Task to complete: Exact copies of all the records below should be returned.

++++ Data in this exercise ++++

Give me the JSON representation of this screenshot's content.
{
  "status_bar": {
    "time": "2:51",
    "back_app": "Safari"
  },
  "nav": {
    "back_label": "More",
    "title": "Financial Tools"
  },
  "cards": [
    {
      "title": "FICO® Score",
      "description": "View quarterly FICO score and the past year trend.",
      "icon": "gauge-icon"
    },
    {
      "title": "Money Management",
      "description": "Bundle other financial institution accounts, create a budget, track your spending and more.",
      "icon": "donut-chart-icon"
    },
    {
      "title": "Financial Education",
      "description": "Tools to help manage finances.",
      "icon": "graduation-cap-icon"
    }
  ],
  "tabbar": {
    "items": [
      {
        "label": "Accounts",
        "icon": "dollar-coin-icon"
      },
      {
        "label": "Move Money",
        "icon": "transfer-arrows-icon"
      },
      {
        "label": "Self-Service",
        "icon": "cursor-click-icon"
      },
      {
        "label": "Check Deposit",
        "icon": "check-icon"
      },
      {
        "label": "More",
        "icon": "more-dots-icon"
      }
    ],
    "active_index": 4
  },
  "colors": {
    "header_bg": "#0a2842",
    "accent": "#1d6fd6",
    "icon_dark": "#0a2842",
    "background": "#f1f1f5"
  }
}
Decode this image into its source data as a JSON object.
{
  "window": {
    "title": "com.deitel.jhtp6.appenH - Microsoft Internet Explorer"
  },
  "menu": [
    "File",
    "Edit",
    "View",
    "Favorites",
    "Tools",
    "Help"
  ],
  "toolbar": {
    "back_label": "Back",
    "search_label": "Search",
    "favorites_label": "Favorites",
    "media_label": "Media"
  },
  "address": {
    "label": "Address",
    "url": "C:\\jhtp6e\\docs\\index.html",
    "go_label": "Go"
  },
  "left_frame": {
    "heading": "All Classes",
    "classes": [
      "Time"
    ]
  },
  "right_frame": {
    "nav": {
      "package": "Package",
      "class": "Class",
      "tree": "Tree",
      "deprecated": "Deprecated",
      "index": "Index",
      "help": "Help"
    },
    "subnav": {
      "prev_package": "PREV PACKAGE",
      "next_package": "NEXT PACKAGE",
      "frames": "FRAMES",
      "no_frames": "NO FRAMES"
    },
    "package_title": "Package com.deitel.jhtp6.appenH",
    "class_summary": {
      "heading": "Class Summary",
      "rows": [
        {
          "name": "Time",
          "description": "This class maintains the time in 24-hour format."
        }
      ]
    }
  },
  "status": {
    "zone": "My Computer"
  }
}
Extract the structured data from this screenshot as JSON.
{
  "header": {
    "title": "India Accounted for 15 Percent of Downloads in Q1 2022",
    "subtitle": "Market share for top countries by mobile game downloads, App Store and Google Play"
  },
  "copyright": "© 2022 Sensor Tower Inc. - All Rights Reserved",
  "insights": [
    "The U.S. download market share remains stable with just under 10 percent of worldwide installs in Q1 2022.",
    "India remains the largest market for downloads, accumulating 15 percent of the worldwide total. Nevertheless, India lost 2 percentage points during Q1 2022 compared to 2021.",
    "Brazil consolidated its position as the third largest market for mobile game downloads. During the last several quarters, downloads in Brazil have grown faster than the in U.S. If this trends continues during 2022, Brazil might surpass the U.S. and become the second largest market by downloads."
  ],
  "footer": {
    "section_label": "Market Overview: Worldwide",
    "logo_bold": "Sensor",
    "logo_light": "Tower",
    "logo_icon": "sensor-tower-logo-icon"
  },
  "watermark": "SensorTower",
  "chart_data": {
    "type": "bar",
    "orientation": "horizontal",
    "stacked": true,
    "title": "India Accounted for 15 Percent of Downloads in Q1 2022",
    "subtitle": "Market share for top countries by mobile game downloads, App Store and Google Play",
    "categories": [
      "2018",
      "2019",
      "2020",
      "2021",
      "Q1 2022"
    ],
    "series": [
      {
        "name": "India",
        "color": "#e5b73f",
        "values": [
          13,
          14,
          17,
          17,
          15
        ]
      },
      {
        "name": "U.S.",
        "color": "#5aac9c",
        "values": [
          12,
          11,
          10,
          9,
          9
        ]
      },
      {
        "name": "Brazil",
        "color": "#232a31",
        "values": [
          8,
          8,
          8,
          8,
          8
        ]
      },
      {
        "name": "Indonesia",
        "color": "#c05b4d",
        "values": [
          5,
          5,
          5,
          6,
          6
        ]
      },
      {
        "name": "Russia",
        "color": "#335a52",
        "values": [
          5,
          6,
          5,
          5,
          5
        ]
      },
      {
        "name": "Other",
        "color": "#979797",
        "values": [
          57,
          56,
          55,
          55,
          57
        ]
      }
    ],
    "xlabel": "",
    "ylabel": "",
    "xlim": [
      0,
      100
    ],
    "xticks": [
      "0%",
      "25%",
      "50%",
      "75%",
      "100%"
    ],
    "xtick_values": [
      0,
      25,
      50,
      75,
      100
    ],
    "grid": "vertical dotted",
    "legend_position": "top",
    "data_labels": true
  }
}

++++

Your solution:
Give me the JSON representation of this screenshot's content.
{
  "status_bar": {
    "time": "2:51",
    "back_app": "Safari"
  },
  "nav": {
    "back_label": "More",
    "title": "Financial Tools"
  },
  "cards": [
    {
      "title": "FICO® Score",
      "description": "View quarterly FICO score and the past year trend.",
      "icon": "gauge-icon"
    },
    {
      "title": "Money Management",
      "description": "Bundle other financial institution accounts, create a budget, track your spending and more.",
      "icon": "donut-chart-icon"
    },
    {
      "title": "Financial Education",
      "description": "Tools to help manage finances.",
      "icon": "graduation-cap-icon"
    }
  ],
  "tabbar": {
    "items": [
      {
        "label": "Accounts",
        "icon": "dollar-coin-icon"
      },
      {
        "label": "Move Money",
        "icon": "transfer-arrows-icon"
      },
      {
        "label": "Self-Service",
        "icon": "cursor-click-icon"
      },
      {
        "label": "Check Deposit",
        "icon": "check-icon"
      },
      {
        "label": "More",
        "icon": "more-dots-icon"
      }
    ],
    "active_index": 4
  },
  "colors": {
    "header_bg": "#0a2842",
    "accent": "#1d6fd6",
    "icon_dark": "#0a2842",
    "background": "#f1f1f5"
  }
}
Decode this image into its source data as a JSON object.
{
  "window": {
    "title": "com.deitel.jhtp6.appenH - Microsoft Internet Explorer"
  },
  "menu": [
    "File",
    "Edit",
    "View",
    "Favorites",
    "Tools",
    "Help"
  ],
  "toolbar": {
    "back_label": "Back",
    "search_label": "Search",
    "favorites_label": "Favorites",
    "media_label": "Media"
  },
  "address": {
    "label": "Address",
    "url": "C:\\jhtp6e\\docs\\index.html",
    "go_label": "Go"
  },
  "left_frame": {
    "heading": "All Classes",
    "classes": [
      "Time"
    ]
  },
  "right_frame": {
    "nav": {
      "package": "Package",
      "class": "Class",
      "tree": "Tree",
      "deprecated": "Deprecated",
      "index": "Index",
      "help": "Help"
    },
    "subnav": {
      "prev_package": "PREV PACKAGE",
      "next_package": "NEXT PACKAGE",
      "frames": "FRAMES",
      "no_frames": "NO FRAMES"
    },
    "package_title": "Package com.deitel.jhtp6.appenH",
    "class_summary": {
      "heading": "Class Summary",
      "rows": [
        {
          "name": "Time",
          "description": "This class maintains the time in 24-hour format."
        }
      ]
    }
  },
  "status": {
    "zone": "My Computer"
  }
}
Extract the structured data from this screenshot as JSON.
{
  "header": {
    "title": "India Accounted for 15 Percent of Downloads in Q1 2022",
    "subtitle": "Market share for top countries by mobile game downloads, App Store and Google Play"
  },
  "copyright": "© 2022 Sensor Tower Inc. - All Rights Reserved",
  "insights": [
    "The U.S. download market share remains stable with just under 10 percent of worldwide installs in Q1 2022.",
    "India remains the largest market for downloads, accumulating 15 percent of the worldwide total. Nevertheless, India lost 2 percentage points during Q1 2022 compared to 2021.",
    "Brazil consolidated its position as the third largest market for mobile game downloads. During the last several quarters, downloads in Brazil have grown faster than the in U.S. If this trends continues during 2022, Brazil might surpass the U.S. and become the second largest market by downloads."
  ],
  "footer": {
    "section_label": "Market Overview: Worldwide",
    "logo_bold": "Sensor",
    "logo_light": "Tower",
    "logo_icon": "sensor-tower-logo-icon"
  },
  "watermark": "SensorTower",
  "chart_data": {
    "type": "bar",
    "orientation": "horizontal",
    "stacked": true,
    "title": "India Accounted for 15 Percent of Downloads in Q1 2022",
    "subtitle": "Market share for top countries by mobile game downloads, App Store and Google Play",
    "categories": [
      "2018",
      "2019",
      "2020",
      "2021",
      "Q1 2022"
    ],
    "series": [
      {
        "name": "India",
        "color": "#e5b73f",
        "values": [
          13,
          14,
          17,
          17,
          15
        ]
      },
      {
        "name": "U.S.",
        "color": "#5aac9c",
        "values": [
          12,
          11,
          10,
          9,
          9
        ]
      },
      {
        "name": "Brazil",
        "color": "#232a31",
        "values": [
          8,
          8,
          8,
          8,
          8
        ]
      },
      {
        "name": "Indonesia",
        "color": "#c05b4d",
        "values": [
          5,
          5,
          5,
          6,
          6
        ]
      },
      {
        "name": "Russia",
        "color": "#335a52",
        "values": [
          5,
          6,
          5,
          5,
          5
        ]
      },
      {
        "name": "Other",
        "color": "#979797",
        "values": [
          57,
          56,
          55,
          55,
          57
        ]
      }
    ],
    "xlabel": "",
    "ylabel": "",
    "xlim": [
      0,
      100
    ],
    "xticks": [
      "0%",
      "25%",
      "50%",
      "75%",
      "100%"
    ],
    "xtick_values": [
      0,
      25,
      50,
      75,
      100
    ],
    "grid": "vertical dotted",
    "legend_position": "top",
    "data_labels": true
  }
}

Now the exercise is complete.